(Assigned task) Each line below that includes the word "Shared" is to be reported.

(Data records)
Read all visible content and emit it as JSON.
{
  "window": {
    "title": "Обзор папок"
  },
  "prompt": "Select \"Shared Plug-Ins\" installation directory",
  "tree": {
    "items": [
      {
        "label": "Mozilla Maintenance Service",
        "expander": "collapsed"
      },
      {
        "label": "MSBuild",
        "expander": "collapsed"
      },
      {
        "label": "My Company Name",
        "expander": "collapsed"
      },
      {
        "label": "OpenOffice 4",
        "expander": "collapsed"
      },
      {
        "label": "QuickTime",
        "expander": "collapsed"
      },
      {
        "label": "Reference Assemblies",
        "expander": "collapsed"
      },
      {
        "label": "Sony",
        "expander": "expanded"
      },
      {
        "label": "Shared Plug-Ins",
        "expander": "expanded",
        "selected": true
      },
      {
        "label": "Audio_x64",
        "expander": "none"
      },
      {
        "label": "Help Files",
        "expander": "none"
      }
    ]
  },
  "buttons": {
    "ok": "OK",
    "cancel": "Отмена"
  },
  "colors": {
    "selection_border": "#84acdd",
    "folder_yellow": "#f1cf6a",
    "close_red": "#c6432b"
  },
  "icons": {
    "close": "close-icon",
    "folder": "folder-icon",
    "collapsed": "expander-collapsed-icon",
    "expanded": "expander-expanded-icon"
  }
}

(Completed exercise)
  "prompt": "Select \"Shared Plug-Ins\" installation directory",
        "label": "Shared Plug-Ins",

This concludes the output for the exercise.